Q: I’m a contractor. Last year, I installed a $5,000 deck for a client as per our contract.
She later contacted me about boards in the deck that were cupping. She contacted the home improvement store we purchased the wood from and they advised her to replace the bad boards at their cost, which I did, then advised her to stain and seal the boards immediately, which she did.
It’s now a year later, and she wants me to install a new deck for free. She says I installed the deck without letting the wood season for three weeks prior to the installation.
I don’t know what she’s talking about. There was nothing wrong with the deck after I replaced the boards. It looked great and she was happy. Now she’s unhappy with me. What should I do?
A: If I hired you to install a deck and it was installed badly or if the materials were poor, and the deck looked awful a year later, I’d want you to rip it out and start again.
It sounds as though something happened over the course of the year and the deck has not weathered well. To figure out what you owe her, you should go back to your written contract.
Did you provide her with a warranty? Should the materials have been “seasoned” before installation regardless of what the home improvement store said? If you didn’t have a written contract, you need to determine what your agreement was with respect to the installation of the deck. If she purchased the materials for you to install them, would it have been her responsibility to “season” the wood? Were you just providing the labor and she the materials? Does the deck look good or bad these days? What does your contract say about her signing off on the project?
I think you need to go to her house and look at the deck and ask her why she is so unhappy with it. If she is just the kind of person who is never going to be satisfied, and you know you have fulfilled your responsibilities under the terms of the contract you signed, you can always say “Sorry” and see what happens next.
But showing up in person often goes a long way toward making someone feel better. In any case, it will give you a good idea of what your customer is thinking, which is always useful. And, if there truly is something wrong, you’ll be there to make sure it gets fixed properly.

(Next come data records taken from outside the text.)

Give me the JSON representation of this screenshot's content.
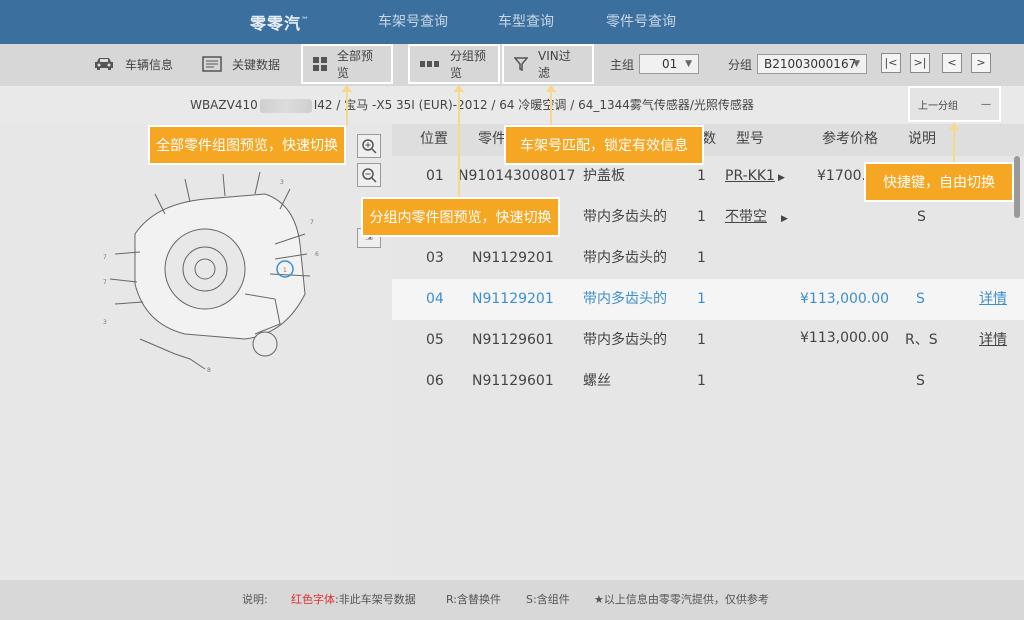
{
  "header": {
    "logo": "零零汽",
    "logo_tm": "™",
    "nav": [
      "车架号查询",
      "车型查询",
      "零件号查询"
    ]
  },
  "toolbar": {
    "vehicle_info": "车辆信息",
    "key_data": "关键数据",
    "all_preview": "全部预览",
    "group_preview": "分组预览",
    "vin_filter": "VIN过滤",
    "main_group_label": "主组",
    "main_group_value": "01",
    "sub_group_label": "分组",
    "sub_group_value": "B21003000167"
  },
  "breadcrumb": {
    "vin_start": "WBAZV410",
    "vin_end": "I42",
    "model": "宝马 -X5 35I (EUR)-2012",
    "group": "64 冷暖空调",
    "subgroup": "64_1344雾气传感器/光照传感器"
  },
  "prev_group": {
    "label": "上一分组",
    "key": "—"
  },
  "table": {
    "headers": {
      "pos": "位置",
      "part": "零件",
      "qty": "数",
      "model": "型号",
      "price": "参考价格",
      "note": "说明"
    },
    "rows": [
      {
        "pos": "01",
        "part": "N910143008017",
        "name": "护盖板",
        "qty": "1",
        "model": "PR-KK1",
        "price": "¥1700.0",
        "note": "",
        "detail": ""
      },
      {
        "pos": "02",
        "part": "",
        "name": "带内多齿头的",
        "qty": "1",
        "model": "不带空",
        "price": "",
        "note": "S",
        "detail": ""
      },
      {
        "pos": "03",
        "part": "N91129201",
        "name": "带内多齿头的",
        "qty": "1",
        "model": "",
        "price": "",
        "note": "",
        "detail": ""
      },
      {
        "pos": "04",
        "part": "N91129201",
        "name": "带内多齿头的",
        "qty": "1",
        "model": "",
        "price": "¥113,000.00",
        "note": "S",
        "detail": "详情"
      },
      {
        "pos": "05",
        "part": "N91129601",
        "name": "带内多齿头的",
        "qty": "1",
        "model": "",
        "price": "¥113,000.00",
        "note": "R、S",
        "detail": "详情"
      },
      {
        "pos": "06",
        "part": "N91129601",
        "name": "螺丝",
        "qty": "1",
        "model": "",
        "price": "",
        "note": "S",
        "detail": ""
      }
    ]
  },
  "callouts": {
    "all_preview": "全部零件组图预览，快速切换",
    "vin_match": "车架号匹配，锁定有效信息",
    "group_preview": "分组内零件图预览，快速切换",
    "shortcut": "快捷键，自由切换"
  },
  "footer": {
    "label": "说明:",
    "red_font": "红色字体",
    "red_desc": ":非此车架号数据",
    "r_desc": "R:含替换件",
    "s_desc": "S:含组件",
    "note": "★以上信息由零零汽提供，仅供参考"
  },
  "colors": {
    "header_bg": "#3a6f9e",
    "callout": "#f5a623",
    "link": "#3d8fd0",
    "red": "#e03030"
  }
}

When you’re on site, take your camera and perhaps even a digital video camera to make sure you have some evidence of the deck’s condition. If you can’t sort the issues out, you might need to seek the advice of a good real estate attorney.
Published: Aug 26, 2006